Body image issues, social media, gender biases and coaching styles may be causing young athletes to quit sports, according to new research presented in October by Nemours Children’s Health at the 2023 American Academy of Pediatrics (AAP) National Conference & Exhibition in Washington, D.C.
The study surveyed 70 current or past athletes between the ages of 8 and 18 via local athletic organizations and sports medicine clinics. Researchers’ goal was to determine the various factors that motivate youth sports attrition.
Based on these findings, researchers noted, parents must understand coaches’ impact on youth sports participation and ensure that coaches have proper training to foster a positive environment for participation. Results also indicated significant correlation between screen time, physical activity and body image. Many respondents said they left sports because they felt they didn’t match performance or appearance expectations of athletes they see in the media and on social media.
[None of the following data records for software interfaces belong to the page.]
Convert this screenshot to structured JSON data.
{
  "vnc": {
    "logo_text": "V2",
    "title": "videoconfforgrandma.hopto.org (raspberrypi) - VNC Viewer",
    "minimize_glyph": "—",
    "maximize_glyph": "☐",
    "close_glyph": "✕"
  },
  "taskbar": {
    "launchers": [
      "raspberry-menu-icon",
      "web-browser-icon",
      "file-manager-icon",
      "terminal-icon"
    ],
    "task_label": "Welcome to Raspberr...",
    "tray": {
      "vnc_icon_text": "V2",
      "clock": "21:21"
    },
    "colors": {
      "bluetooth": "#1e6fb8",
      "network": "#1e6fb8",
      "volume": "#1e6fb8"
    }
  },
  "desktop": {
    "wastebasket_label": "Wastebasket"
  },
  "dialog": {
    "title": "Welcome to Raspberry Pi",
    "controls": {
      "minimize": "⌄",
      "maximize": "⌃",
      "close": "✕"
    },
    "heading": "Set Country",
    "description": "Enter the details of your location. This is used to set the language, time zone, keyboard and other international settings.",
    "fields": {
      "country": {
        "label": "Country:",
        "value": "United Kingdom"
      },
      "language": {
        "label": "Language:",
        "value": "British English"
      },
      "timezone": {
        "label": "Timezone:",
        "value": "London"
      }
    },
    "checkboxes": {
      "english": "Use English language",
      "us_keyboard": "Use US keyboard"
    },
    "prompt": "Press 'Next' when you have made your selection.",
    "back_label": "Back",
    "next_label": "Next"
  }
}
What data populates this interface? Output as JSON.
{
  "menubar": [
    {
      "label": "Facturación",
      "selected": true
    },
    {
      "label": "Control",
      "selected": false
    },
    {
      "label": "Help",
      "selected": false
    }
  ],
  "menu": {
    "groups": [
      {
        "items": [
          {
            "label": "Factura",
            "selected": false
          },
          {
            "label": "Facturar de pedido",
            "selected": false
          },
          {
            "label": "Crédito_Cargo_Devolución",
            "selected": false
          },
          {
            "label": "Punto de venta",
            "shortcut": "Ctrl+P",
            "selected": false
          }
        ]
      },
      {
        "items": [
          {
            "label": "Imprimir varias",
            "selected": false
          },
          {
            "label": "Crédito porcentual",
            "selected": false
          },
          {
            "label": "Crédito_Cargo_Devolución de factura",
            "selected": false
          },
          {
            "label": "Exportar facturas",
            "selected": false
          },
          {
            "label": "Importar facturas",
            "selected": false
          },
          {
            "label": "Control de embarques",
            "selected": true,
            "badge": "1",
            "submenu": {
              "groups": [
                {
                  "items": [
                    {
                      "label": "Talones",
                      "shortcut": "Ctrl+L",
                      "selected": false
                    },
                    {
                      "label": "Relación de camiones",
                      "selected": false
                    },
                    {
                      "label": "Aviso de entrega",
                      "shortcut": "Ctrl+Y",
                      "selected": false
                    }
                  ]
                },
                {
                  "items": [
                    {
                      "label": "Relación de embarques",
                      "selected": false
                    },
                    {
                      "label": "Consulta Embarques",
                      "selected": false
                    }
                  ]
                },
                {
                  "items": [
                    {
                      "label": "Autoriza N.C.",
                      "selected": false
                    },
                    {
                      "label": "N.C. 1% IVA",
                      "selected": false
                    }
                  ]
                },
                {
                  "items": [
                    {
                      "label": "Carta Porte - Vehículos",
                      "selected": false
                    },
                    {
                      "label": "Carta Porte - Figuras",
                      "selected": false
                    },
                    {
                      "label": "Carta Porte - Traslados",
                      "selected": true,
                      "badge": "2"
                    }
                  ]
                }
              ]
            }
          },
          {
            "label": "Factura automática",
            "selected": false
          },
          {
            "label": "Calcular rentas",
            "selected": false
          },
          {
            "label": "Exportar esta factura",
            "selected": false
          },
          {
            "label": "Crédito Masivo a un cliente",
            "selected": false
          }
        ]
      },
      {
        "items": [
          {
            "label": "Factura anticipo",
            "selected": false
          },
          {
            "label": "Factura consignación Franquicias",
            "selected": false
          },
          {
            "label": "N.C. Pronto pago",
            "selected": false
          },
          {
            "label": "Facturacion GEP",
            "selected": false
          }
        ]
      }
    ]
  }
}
Those who were less confident in their athletic abilities ranked themselves as “less fit” on the body image silhouette scale than they perceived an athlete would or should be. Girls were particularly prone to quitting due to competitive pressure.
Previous studies have found that 70% of children quit sports by age 13, and that girls quit at twice the rate of boys by age 14.
“Coaches and parents need to know that their words and actions can influence kids’ participation in sports,” Cassidy M. Foley Davelaar of the Nemours Children’s Health Department of Orthopedics and Sports Medicine and lead author of the study, said in a statement. She also is an associate professor at the University of Central Florida College of Medicine and a physician for the U.S. Tennis Association. “By being mindful to not place any importance on looking a certain way, adults can encourage a more supportive, inclusive and welcome sports environment among children of all abilities. We hope these findings will reveal the drivers of sports attrition so that adults can create a sports environment that brings joy and participation back to the game.”
Nemours Children’s Health is a leader in pediatric research and clinical trials, and while its study might have been small, it is only the latest research to link social media to kids’ mental health. A survey conducted online by The Harris Poll earlier this year on behalf of The On Our Sleeves Movement for Children’s Mental Health revealed that half of parents with children younger than 18 felt their kids’ mental health had suffered during the past 12 months because of social media use. To best understand how social media is impacting their children’s mental health, On Our Sleeves encourages parents and caregivers to sit down and have regular conversations with their children about how using certain social media platforms can make them feel.
“Be curious about what your child is doing on social media,” advised Dr. Ariana Hoet, clinical director of On Our Sleeves and a pediatric psychologist at Nationwide Children’s Hospital in Columbus, Ohio. “Taking an active role in their social media engagement, instead of simply limiting their exposure, can help them feel comfortable to ask questions, report concerns and seek help when they need it.”
Erin McTiernan, another pediatric psychologist at Nationwide Children’s Hospital, told HealthDay.com that parents also can “model” a healthy attitude toward physical appearance. “Be mindful of how you talk about your own body in front of your kids,” she said.
Other studies indicate that 70% of athletes involved in more aesthetic sports, like dance and cheerleading, have disordered eating, Foley Davelaar told ContemporaryPediatrics.com following the presentation of the Nemours Children’s Health findings at the AAP conference. She added that sometimes the young athletes who are “more stereotypical” or “fit the mold from the outside are struggling the most” to achieve or maintain a specific body type.
“We also thought maybe children’s hospitals can join with coaches or work with coaches to try and create a less competitive, more inclusive game or playing field for these kids,” Foley Davelaar said. “Less about wins and losses and more about physical health benefits — and promoting less of the ideal body image and more of an inclusive body image for sports.”